It reads, “To Theodore Moilliet, January 1830. From his affectionate mother in remembrance of his tender guidance of his young & dear brother Albert, & of the mutual & confiding love which grew between them.” “Love is indistructable, its holy flame for ever burneth. From heaven it came, to heaven it returneth. His mind was a thanksgiving to the Power that made him; it was blefsednefs If Love.”

The poem, “There is a world above, where parting is unknown. A long eternity of Love, Form’d for the good alone. Thus star by star declines, Till all are pafsed away. As morning high and lightness shines to pure and perfect day. Nor sink those stars in empty night. But hide themselves in Heav’n’s own light”.

(Note Amelia was still accustomed to using ‘f’ for ‘s’.)

Both New Testaments were presented to Theodore Albert Moilliet, upon his returning to Canada in 1905 following the death of his father James Keir. They were given to him by Louisa Joyce Moilliet, 2nd wife and widow of Theodore.

Emma Sophia (Moilliet) Bent – (1844 – 1940)

Emma Sophia was the youngest child of James and Lucy (Galton). In 1910 she recorded some of her reminiscences of her childhood years at Abberley and Prêgny.

(The pdf file below is quite small so it can be viewed on-line in your browser.)

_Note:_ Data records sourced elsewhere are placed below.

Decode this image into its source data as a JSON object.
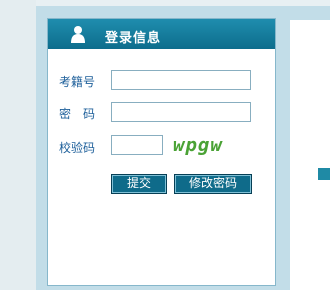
{
  "login": {
    "title": "登录信息",
    "exam_id_label": "考籍号",
    "password_label": "密　码",
    "captcha_label": "校验码",
    "exam_id_value": "",
    "password_value": "",
    "captcha_value": "",
    "captcha_text": "wpgw",
    "submit_label": "提交",
    "change_password_label": "修改密码"
  },
  "colors": {
    "header": "#1f8dae",
    "label_text": "#1d5f9a",
    "button": "#0f6b8a",
    "captcha": "#4aa235",
    "background": "#c2dde8"
  },
  "icons": {
    "header_icon": "user-icon"
  }
}
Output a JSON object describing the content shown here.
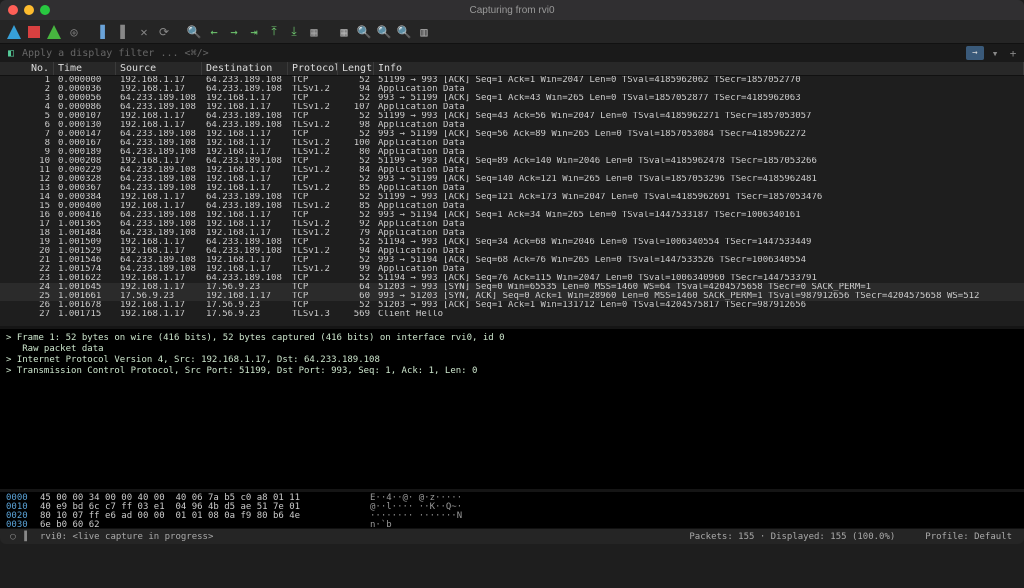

Aveley Ranch

Read about the challenges of building a high range ranch in central British Columbia. John Keir Moilliet, son of Theodore Albert Moilliet who came to Canada at the turn of the century and carved a ranch out the B.C. wilderness, describes many of the challenges of living close to the land and working with a large sheep herd. Be introduced to some of the colourful characters that lived in the North Thompson Valley and on Aveley Ranch.

The story is 71 pages with b&w pictures in a 2.6 megabyte .PDF file.